:: Your assignment ::
Every line with the word "value" in it should be extracted from the data that follows.

:: Given data ::
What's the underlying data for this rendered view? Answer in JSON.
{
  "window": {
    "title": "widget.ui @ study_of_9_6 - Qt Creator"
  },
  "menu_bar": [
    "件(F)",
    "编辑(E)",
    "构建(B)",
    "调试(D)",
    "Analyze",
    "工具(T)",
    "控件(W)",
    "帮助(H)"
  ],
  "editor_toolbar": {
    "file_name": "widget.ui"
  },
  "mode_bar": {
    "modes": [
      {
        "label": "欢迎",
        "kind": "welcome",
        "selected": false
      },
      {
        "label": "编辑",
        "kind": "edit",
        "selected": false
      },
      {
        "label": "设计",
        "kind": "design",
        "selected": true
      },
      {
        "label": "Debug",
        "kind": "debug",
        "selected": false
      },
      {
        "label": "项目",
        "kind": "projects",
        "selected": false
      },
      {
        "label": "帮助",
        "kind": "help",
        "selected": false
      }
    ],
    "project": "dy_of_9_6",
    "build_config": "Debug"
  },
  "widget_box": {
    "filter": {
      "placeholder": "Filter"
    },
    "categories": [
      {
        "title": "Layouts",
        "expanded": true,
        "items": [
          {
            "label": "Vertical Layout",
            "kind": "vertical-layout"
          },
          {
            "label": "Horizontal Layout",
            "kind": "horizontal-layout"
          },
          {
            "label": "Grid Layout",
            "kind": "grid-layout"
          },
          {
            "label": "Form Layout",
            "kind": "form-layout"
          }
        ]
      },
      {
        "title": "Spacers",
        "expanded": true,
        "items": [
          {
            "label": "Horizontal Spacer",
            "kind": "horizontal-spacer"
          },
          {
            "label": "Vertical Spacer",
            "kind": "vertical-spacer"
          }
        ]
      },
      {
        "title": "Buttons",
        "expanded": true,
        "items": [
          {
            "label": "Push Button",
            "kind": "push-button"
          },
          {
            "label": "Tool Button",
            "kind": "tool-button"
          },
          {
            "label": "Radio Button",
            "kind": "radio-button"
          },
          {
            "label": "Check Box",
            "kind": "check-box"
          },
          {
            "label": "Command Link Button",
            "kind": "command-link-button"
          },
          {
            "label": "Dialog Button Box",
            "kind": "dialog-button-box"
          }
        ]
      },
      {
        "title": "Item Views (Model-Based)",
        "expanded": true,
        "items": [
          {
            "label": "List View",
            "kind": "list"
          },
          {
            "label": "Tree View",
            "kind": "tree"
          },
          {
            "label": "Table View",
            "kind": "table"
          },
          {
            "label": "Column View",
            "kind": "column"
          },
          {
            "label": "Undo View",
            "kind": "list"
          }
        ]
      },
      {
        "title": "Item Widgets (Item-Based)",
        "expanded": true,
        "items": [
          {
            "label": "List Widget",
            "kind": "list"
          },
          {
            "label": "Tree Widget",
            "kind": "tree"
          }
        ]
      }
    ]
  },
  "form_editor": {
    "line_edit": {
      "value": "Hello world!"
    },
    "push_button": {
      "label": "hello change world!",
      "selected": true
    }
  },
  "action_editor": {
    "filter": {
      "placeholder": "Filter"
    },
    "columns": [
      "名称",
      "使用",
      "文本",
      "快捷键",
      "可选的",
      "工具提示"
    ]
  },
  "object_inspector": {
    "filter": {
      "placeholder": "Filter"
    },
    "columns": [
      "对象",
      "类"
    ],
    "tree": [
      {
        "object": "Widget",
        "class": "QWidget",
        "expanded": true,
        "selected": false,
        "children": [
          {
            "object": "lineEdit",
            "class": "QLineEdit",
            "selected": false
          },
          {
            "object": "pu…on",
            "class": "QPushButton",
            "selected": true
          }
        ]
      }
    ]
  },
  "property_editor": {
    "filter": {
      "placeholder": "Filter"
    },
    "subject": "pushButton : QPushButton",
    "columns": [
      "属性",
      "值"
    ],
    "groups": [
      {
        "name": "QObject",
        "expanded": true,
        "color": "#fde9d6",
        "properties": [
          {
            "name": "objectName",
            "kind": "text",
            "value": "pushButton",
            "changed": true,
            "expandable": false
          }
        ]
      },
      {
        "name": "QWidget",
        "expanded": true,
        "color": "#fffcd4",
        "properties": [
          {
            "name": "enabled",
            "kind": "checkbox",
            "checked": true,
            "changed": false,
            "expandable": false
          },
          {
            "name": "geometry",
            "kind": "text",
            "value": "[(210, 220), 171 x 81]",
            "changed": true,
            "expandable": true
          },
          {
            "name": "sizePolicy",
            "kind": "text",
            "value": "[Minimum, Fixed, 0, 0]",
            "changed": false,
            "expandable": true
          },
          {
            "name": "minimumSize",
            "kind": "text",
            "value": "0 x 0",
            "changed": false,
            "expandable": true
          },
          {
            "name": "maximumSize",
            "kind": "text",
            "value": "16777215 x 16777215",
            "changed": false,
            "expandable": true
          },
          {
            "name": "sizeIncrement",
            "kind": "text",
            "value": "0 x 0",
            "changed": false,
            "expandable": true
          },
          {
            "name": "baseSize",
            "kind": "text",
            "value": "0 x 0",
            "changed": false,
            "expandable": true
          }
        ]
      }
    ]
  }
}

:: Output below ::
      "value": "Hello world!"
            "value": "pushButton",
            "value": "[(210, 220), 171 x 81]",
            "value": "[Minimum, Fixed, 0, 0]",
            "value": "0 x 0",
            "value": "16777215 x 16777215",
            "value": "0 x 0",
            "value": "0 x 0",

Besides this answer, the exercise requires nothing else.